Review Summary: This is not an album about death; it's an album about living with it.Ring-a-ring O’ Roses
, the opener on Charlotte Gainsbourg’s Rest
, does its best to table-set; that is, the instrumental and the hook both seem to establish a languid feel that not only overpowers all else that may lurk, but spans an entire era of the artist’s life. In reaction to what? “The ghosts that followed her in Paris”, Pitchfork reckons, or -- if you please -- Consequence of Sound’s more explicit: “the tragic passing” of both her sister and father. Both phrasings are more than fair -- loss on that scale must turn one’s chest to landfill. It must also imbue their words with an inextricable sorrow.
This album, most certainly, is sorrowful, but it’s a sorrow communicated by a very, very tired human being. She's not given up, per se -- the ebullient synths on this thing delineate a willingness to carry on; it's more the realisation that life will never be the same again, living with ghosts, as it were. Even as she attempts to dance the sadness away in Sylvia Says

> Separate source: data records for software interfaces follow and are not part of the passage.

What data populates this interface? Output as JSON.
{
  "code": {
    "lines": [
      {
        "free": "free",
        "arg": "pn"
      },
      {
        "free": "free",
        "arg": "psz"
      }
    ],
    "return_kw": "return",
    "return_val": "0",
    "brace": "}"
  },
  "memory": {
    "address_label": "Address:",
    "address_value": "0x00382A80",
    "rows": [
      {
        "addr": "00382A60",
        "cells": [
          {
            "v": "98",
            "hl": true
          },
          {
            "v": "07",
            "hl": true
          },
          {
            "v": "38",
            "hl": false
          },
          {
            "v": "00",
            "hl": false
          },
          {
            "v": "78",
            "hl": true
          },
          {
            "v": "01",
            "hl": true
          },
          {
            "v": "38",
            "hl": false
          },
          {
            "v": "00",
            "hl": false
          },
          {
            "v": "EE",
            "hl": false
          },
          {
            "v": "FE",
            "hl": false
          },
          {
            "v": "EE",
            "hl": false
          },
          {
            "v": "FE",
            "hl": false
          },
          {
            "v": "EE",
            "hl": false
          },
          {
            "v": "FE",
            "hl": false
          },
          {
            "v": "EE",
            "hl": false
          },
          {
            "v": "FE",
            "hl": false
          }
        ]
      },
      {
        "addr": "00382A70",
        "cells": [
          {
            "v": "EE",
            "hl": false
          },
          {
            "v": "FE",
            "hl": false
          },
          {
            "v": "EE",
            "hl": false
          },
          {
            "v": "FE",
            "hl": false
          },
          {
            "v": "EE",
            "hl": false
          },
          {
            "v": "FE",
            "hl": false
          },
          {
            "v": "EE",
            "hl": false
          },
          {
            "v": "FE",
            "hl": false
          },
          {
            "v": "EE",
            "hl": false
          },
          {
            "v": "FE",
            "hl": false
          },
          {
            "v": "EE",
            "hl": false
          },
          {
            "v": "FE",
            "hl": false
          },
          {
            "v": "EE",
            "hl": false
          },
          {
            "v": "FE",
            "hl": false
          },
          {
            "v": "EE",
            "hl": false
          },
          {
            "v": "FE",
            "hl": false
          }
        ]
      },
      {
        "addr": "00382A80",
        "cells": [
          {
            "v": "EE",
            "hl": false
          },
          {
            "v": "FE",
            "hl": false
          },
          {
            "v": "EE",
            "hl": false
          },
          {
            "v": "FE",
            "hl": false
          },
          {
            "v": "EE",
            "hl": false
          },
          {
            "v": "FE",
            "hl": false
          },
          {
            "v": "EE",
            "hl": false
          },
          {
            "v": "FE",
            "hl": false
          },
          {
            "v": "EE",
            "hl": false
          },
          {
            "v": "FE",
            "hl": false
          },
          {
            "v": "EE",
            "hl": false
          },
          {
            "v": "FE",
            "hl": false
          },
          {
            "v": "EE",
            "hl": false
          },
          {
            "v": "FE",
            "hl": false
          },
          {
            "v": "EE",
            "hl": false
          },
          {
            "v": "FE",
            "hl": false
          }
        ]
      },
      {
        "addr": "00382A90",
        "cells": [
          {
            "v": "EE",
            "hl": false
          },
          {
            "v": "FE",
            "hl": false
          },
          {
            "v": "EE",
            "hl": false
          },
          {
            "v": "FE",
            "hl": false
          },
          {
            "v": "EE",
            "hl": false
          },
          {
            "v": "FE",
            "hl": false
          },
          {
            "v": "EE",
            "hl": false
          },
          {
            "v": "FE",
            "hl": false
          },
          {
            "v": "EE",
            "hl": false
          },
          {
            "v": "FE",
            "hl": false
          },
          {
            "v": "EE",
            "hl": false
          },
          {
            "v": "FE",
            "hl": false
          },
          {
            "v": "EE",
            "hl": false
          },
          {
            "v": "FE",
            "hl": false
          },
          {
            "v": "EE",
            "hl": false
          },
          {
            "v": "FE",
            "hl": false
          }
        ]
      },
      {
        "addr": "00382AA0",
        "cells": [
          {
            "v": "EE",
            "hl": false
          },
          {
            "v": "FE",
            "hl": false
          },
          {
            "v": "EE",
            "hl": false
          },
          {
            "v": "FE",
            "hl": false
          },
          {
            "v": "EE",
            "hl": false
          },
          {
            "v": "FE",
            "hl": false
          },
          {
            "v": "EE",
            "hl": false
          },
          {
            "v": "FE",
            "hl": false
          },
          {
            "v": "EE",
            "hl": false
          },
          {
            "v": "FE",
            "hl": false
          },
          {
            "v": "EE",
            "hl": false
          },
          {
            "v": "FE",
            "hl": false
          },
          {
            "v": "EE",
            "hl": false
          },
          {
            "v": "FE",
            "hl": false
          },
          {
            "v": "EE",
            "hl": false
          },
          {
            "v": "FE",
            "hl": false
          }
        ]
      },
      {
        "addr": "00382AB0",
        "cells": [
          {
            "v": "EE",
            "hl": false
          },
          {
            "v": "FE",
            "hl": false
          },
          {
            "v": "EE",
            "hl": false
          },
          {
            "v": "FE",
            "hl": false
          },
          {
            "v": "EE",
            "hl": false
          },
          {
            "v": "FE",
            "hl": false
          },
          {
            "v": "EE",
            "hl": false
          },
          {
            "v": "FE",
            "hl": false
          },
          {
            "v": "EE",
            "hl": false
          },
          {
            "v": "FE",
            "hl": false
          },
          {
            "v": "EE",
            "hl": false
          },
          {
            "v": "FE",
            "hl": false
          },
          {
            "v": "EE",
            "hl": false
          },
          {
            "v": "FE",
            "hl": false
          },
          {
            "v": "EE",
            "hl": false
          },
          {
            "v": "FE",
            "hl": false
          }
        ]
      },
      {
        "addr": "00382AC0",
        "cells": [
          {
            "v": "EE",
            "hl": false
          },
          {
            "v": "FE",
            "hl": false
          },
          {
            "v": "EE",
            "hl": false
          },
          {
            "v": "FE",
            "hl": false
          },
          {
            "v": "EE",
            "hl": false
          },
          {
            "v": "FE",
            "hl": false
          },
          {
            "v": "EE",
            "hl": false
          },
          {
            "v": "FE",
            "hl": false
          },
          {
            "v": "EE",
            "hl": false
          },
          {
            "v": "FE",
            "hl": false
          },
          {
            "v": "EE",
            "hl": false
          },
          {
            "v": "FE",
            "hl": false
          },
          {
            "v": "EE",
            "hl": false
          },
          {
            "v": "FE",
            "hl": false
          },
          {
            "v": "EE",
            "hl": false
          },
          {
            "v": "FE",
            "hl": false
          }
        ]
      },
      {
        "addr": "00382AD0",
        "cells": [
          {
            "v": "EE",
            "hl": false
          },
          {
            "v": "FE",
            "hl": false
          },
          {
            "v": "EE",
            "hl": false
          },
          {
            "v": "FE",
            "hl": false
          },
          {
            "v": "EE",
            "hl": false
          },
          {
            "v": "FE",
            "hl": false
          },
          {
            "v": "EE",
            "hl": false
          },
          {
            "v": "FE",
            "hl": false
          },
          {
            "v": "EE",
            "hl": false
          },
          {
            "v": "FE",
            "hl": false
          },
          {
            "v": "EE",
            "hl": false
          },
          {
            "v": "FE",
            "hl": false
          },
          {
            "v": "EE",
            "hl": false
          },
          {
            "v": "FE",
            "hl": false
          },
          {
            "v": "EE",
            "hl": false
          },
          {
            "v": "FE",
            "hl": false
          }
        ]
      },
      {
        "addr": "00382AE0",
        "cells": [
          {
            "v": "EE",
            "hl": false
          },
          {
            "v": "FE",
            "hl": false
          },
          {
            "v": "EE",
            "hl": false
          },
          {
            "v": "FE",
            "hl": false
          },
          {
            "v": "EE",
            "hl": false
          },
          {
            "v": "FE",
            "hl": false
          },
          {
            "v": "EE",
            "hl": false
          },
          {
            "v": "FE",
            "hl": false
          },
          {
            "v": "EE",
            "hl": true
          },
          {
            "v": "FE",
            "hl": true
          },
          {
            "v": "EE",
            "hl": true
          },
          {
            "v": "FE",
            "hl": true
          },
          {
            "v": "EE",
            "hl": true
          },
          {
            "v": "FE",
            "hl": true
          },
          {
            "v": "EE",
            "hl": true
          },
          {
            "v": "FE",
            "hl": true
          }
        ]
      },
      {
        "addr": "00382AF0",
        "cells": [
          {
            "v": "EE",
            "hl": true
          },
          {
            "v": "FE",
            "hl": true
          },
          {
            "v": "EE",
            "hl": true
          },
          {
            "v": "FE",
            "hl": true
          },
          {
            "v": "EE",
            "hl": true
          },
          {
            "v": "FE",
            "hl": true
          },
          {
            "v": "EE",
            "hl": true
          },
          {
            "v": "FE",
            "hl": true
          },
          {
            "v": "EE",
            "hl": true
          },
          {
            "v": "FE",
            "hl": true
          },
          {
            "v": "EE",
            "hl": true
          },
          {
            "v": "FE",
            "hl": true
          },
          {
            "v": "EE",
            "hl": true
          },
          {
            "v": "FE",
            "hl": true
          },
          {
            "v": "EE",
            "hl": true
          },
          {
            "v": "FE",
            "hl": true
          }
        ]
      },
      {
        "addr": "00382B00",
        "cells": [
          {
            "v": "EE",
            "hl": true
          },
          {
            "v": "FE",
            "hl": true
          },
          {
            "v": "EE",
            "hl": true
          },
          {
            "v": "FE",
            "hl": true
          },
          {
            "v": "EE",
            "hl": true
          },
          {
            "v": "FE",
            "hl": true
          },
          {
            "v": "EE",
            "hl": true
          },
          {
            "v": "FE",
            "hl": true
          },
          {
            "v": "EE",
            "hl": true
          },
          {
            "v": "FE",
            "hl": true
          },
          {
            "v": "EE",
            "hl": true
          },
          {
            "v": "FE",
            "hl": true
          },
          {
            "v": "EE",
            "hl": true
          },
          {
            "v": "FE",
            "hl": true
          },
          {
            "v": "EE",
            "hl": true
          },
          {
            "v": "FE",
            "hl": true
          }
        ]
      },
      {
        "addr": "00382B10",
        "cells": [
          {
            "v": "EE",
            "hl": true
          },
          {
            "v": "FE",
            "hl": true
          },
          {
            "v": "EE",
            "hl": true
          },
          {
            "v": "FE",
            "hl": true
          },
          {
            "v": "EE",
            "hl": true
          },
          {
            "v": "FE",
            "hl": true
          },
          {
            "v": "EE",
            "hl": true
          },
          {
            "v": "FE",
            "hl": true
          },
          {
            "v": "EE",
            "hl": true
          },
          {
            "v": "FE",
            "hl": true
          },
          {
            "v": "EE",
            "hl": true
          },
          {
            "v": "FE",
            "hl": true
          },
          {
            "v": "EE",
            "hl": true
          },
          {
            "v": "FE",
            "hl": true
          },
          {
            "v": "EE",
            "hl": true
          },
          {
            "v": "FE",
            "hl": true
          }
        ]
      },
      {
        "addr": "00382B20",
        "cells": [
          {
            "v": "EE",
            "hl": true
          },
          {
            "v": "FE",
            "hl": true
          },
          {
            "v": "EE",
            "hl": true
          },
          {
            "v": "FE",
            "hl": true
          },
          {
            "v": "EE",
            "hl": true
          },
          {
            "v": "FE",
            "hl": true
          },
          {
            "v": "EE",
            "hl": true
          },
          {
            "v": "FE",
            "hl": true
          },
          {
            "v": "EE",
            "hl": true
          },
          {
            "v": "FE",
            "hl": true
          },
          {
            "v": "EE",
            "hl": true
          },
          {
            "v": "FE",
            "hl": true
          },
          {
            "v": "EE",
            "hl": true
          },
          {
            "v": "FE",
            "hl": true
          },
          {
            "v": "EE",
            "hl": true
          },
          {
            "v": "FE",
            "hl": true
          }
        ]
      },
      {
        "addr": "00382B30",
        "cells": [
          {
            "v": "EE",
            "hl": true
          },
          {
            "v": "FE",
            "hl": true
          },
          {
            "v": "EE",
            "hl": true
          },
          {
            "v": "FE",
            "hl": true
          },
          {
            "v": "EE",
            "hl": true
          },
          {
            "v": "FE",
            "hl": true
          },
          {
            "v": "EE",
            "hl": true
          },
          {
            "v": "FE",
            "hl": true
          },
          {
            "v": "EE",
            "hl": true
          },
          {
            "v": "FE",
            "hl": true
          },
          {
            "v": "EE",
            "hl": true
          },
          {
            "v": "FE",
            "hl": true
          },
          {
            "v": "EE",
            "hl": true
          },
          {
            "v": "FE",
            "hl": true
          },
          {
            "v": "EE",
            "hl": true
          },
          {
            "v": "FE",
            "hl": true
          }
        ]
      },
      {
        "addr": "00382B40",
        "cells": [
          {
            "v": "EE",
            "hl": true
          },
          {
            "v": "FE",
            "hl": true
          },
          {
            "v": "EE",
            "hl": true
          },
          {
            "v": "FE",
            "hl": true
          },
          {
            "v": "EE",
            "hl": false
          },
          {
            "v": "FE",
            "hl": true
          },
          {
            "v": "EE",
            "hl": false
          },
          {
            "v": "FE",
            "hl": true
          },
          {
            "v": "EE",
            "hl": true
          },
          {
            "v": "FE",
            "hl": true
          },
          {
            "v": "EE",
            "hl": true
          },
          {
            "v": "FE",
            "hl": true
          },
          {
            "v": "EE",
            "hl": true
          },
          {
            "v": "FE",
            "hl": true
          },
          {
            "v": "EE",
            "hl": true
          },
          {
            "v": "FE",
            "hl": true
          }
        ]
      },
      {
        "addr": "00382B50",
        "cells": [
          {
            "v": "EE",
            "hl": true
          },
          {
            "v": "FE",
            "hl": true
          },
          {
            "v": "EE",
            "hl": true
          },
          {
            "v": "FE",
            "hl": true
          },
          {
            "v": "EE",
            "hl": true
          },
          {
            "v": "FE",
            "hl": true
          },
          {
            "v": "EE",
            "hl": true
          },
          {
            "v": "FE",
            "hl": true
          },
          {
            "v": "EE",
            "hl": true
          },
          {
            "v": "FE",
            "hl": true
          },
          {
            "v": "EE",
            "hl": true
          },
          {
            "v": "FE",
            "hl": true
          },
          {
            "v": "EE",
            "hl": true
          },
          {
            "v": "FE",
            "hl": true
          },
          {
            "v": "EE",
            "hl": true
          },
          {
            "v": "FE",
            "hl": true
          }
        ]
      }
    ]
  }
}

, there transpires not much room to move, wedged between the stunning resignation of the title track and the antithetical themes imparted in Songbird In a Cage
. When I think about it, the borrowing of that famous nursery rhyme in the opener augurs that resignation; it positions grief centre-stage with a double entendre, invoking her father’s memory through the use of the nursery, and illustrating the acceptance of loss by replicating its notably blasé delivery. As if there's no use welling up anymore.
A pocket full of posies / we all fall down. Oh well, it happens.
Serge Gainsbourg’s influence is felt here, but if I might be so bold, his significance takes more abstract forms: the anecdote behind a lyric, the tendency to splinter and stretch a base emotion (bereavement, in this instance) in so many different directions, and/or treating it with some irony (the fact that the most intimate kind of sadness shakes at the epicentre of these occasionally grand compositions is as beautiful as it is disarming). If this record were represented by an arc, I’d expect to find Charlotte somewhere at the bottom, but only as she begins to attempt her ascent back to a point where the most recent trauma – her sister’s passing, from my understanding -- doesn’t follow her around like two anchors tied tightly around her ankles. I’ve found myself at this conclusion because it’s the only way I can reconcile such a heavy, exhausted/ing album with the inclusion of (dare I say it) jaunty and effervescent songs like Sylvia Says
and Les crocodiles
. The “ascent”, I think, is realised completely with Les oxalis
-- easily the catchiest hook on the record, coated as it is in glitter and unmistakable joie de vivre.
The song, as it turns out, is about Charlotte visiting her sister’s grave.
While it distracts itself with intoxicating moments, and Gainsbourg’s delivery remains like the steam emanating from your morning coffee, Rest
can’t help but return to where it began. It’s why it’s important, I think: such accurate portrayals of mourning are rare to come by – no less the ones that detail what it’s like years down the beaten path. Records like The Skeleton Tree
are immediate reactions – raw, solely focused and incapable of stemming the bleeding, but this one colours in a different landscape; it’s passed through the seven stages before, and all of them still linger in its corners. Charlotte Gainsbourg deserves some Rest.
Ring-a-ring o' roses / a pocket full of posies / a tissue, a tissue / we all stay down.